It's really freeing. And might I add, we save a bundle.
5) Simple Pleasures
Playing the game of Life with our friends the Lesters
It sounds corny, but it's true. Break out the board games, people. When was the last time you enjoyed a good game of rummy? Instead of doing 18 holes at Pebble Beach ($500 a pop!) why not take the kids for a kitchy round of mini-golf?
Mini-golf fun in Green Bay
The downside to the "simple pleasures" rule is: we don't go to the movies anymore. Or Angel games. I do miss both of these. Alot. But we just can't rationalize the expense on our "economy plan" lifestyle we're trying to live. (Will we make it through Oscar season? Time will tell...)
So...get a hobby, why doncha?
We plan on whiling away countless winter hours
playing music with our friends
Another thing: get a library card. Again -- it's fun and it's free. It's a no-brainer.
4) Recycle, reuse, etc.
We love our can crusher. The very act of crushing is therapeutic.
This also means we drive and maintain our 10 year old cars. It's not fancy, but we
love the car payment ($0 dollars a month). Also, Chris does most of the maintenance
here at the cabin, including painting, heater reinforcements, etc.
3) Chop our own firewood
This is me. Self-reliance 101. It's all worth it, right?
For the price of a $15 permit, Chris and I have gone into the forest several times and cut/chopped/split enough firewood for the whole winter. That's about $600.00 we saved!
As most of the wood we reclaim was burned in the fire of 2007, it's a dirty job.
We look like coal miners before we're through.
But it's good, rewarding physical work,
and we'll reap the rewards all winter long.
2) No shopping
I know. Shopping is practically a religion for us Americans. In my 20's we would plan the whole day around a trip to South Coast Plaza. And shopping IS like a drug for me. I'm fine being away from designer duds for months or years, but after just one hour at the mall, I'm like:
"I NEED that $400 Coach purse!"
For now, I'll leave the shopping to the Real Housewives of Orange County
(pictured here is Real Housewife Vicki and her daughter Brianna, shopping at South Coast Plaza).
1) And what the simplicity movement is REALLY about is...
I'm pretty proud of this soap sandwich I've constructed in the shower
It always amuses me when I watch people like Vicki Gunvalson of The Real Housewives say something like: "Some people don't appreciate the good things," to rationalize the latest extravagant purchase.
Well, Vicki...it's not that we don't appreciate these things. A room at a 5 Star Resort is undoubtedly beautiful. The 700 count thread sheets are deliciously soft and welcoming. The $200 dollar dinner in the restaurant at the Four Seasons goes down real nice.

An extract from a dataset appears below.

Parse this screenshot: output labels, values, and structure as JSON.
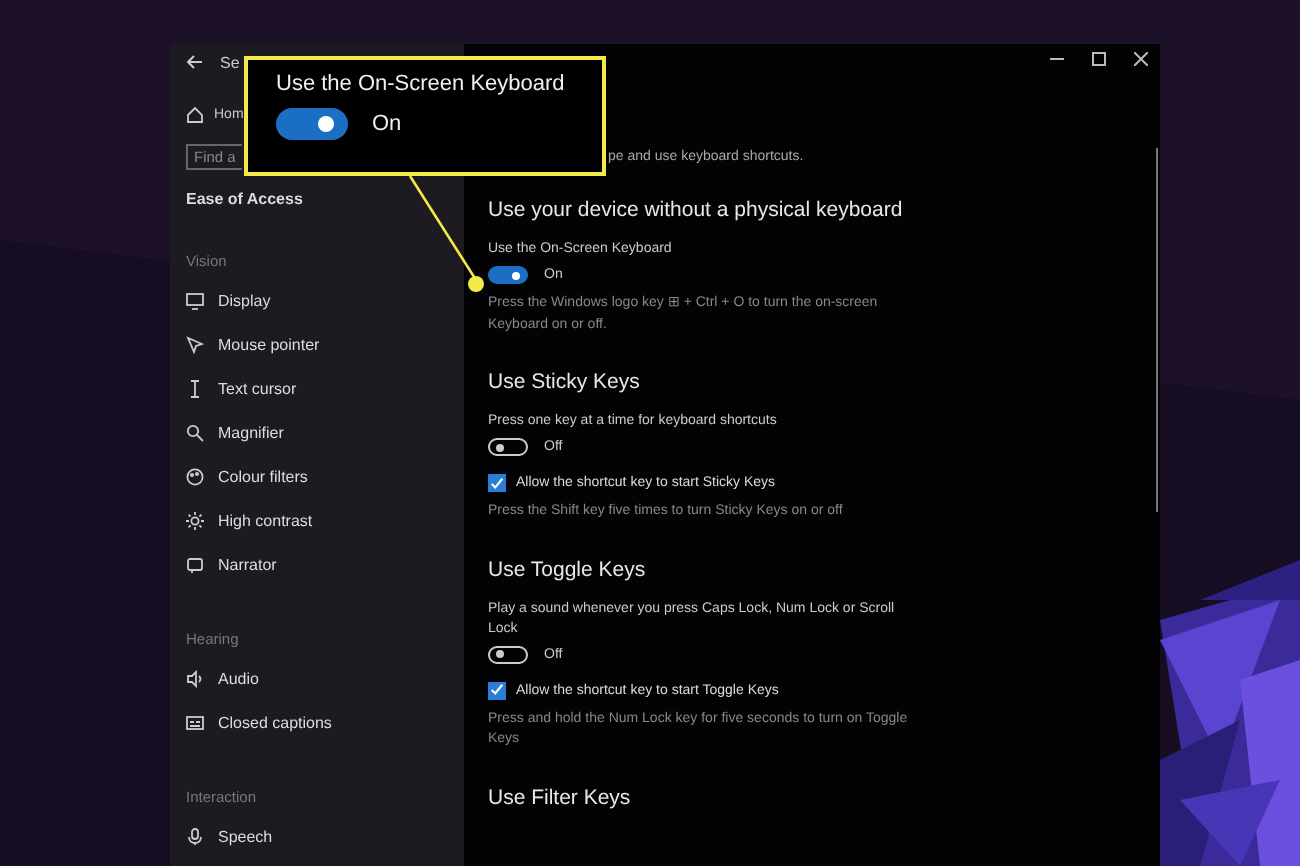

It's not that we don't appreciate the good, the tasty, the shiny, the beautiful.
It's that so much of it is a waste.
And in this day and age, with so much suffering going on in the world -- such extravagant waste, well...I guess there's no way to say it, except to say that it's sort of in poor taste.
“When you are content to be simply yourself and don't compare or compete,
everyone will respect you.”
― Lao Tzu, Tao Te Ching